Task objective ▸
Reproduce the data exactly, leaving nothing out.
----- Source data -----
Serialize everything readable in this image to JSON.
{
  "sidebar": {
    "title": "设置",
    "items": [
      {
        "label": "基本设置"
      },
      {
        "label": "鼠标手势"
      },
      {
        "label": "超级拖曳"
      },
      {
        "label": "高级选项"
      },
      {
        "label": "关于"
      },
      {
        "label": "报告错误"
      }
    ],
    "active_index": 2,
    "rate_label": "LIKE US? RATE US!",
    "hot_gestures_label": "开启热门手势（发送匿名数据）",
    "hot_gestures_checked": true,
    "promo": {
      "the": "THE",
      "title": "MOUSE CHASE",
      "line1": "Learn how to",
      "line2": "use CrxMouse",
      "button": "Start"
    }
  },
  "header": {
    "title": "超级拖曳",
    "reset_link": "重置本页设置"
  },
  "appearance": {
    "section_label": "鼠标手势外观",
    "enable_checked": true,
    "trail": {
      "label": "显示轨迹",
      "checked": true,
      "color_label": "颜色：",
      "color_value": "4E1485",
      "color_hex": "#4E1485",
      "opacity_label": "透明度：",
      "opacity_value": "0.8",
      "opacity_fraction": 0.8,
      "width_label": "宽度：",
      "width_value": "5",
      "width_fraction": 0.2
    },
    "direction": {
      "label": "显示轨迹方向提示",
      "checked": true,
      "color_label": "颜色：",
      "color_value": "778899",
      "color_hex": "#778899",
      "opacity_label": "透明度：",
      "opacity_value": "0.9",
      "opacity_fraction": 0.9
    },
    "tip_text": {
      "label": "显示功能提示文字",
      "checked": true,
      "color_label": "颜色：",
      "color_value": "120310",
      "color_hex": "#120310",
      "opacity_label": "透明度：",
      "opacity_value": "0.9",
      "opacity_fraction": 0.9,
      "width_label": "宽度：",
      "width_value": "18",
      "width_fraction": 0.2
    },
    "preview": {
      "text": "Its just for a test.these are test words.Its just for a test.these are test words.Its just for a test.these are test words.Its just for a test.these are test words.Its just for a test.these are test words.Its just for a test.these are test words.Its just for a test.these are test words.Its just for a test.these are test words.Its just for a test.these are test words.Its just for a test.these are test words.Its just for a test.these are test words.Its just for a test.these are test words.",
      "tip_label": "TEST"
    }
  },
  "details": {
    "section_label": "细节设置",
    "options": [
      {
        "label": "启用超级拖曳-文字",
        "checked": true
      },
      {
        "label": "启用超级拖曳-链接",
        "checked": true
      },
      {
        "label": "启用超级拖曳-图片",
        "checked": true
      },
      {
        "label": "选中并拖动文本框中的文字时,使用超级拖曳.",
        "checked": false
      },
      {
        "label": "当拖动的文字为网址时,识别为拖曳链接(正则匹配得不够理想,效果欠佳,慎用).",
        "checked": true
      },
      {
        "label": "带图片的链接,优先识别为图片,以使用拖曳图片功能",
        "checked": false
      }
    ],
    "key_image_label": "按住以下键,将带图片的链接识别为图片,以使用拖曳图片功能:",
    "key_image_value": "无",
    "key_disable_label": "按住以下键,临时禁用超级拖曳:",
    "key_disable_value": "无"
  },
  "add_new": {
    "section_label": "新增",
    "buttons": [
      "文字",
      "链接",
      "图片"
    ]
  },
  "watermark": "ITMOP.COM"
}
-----
Output below ▸
Serialize everything readable in this image to JSON.
{
  "sidebar": {
    "title": "设置",
    "items": [
      {
        "label": "基本设置"
      },
      {
        "label": "鼠标手势"
      },
      {
        "label": "超级拖曳"
      },
      {
        "label": "高级选项"
      },
      {
        "label": "关于"
      },
      {
        "label": "报告错误"
      }
    ],
    "active_index": 2,
    "rate_label": "LIKE US? RATE US!",
    "hot_gestures_label": "开启热门手势（发送匿名数据）",
    "hot_gestures_checked": true,
    "promo": {
      "the": "THE",
      "title": "MOUSE CHASE",
      "line1": "Learn how to",
      "line2": "use CrxMouse",
      "button": "Start"
    }
  },
  "header": {
    "title": "超级拖曳",
    "reset_link": "重置本页设置"
  },
  "appearance": {
    "section_label": "鼠标手势外观",
    "enable_checked": true,
    "trail": {
      "label": "显示轨迹",
      "checked": true,
      "color_label": "颜色：",
      "color_value": "4E1485",
      "color_hex": "#4E1485",
      "opacity_label": "透明度：",
      "opacity_value": "0.8",
      "opacity_fraction": 0.8,
      "width_label": "宽度：",
      "width_value": "5",
      "width_fraction": 0.2
    },
    "direction": {
      "label": "显示轨迹方向提示",
      "checked": true,
      "color_label": "颜色：",
      "color_value": "778899",
      "color_hex": "#778899",
      "opacity_label": "透明度：",
      "opacity_value": "0.9",
      "opacity_fraction": 0.9
    },
    "tip_text": {
      "label": "显示功能提示文字",
      "checked": true,
      "color_label": "颜色：",
      "color_value": "120310",
      "color_hex": "#120310",
      "opacity_label": "透明度：",
      "opacity_value": "0.9",
      "opacity_fraction": 0.9,
      "width_label": "宽度：",
      "width_value": "18",
      "width_fraction": 0.2
    },
    "preview": {
      "text": "Its just for a test.these are test words.Its just for a test.these are test words.Its just for a test.these are test words.Its just for a test.these are test words.Its just for a test.these are test words.Its just for a test.these are test words.Its just for a test.these are test words.Its just for a test.these are test words.Its just for a test.these are test words.Its just for a test.these are test words.Its just for a test.these are test words.Its just for a test.these are test words.",
      "tip_label": "TEST"
    }
  },
  "details": {
    "section_label": "细节设置",
    "options": [
      {
        "label": "启用超级拖曳-文字",
        "checked": true
      },
      {
        "label": "启用超级拖曳-链接",
        "checked": true
      },
      {
        "label": "启用超级拖曳-图片",
        "checked": true
      },
      {
        "label": "选中并拖动文本框中的文字时,使用超级拖曳.",
        "checked": false
      },
      {
        "label": "当拖动的文字为网址时,识别为拖曳链接(正则匹配得不够理想,效果欠佳,慎用).",
        "checked": true
      },
      {
        "label": "带图片的链接,优先识别为图片,以使用拖曳图片功能",
        "checked": false
      }
    ],
    "key_image_label": "按住以下键,将带图片的链接识别为图片,以使用拖曳图片功能:",
    "key_image_value": "无",
    "key_disable_label": "按住以下键,临时禁用超级拖曳:",
    "key_disable_value": "无"
  },
  "add_new": {
    "section_label": "新增",
    "buttons": [
      "文字",
      "链接",
      "图片"
    ]
  },
  "watermark": "ITMOP.COM"
}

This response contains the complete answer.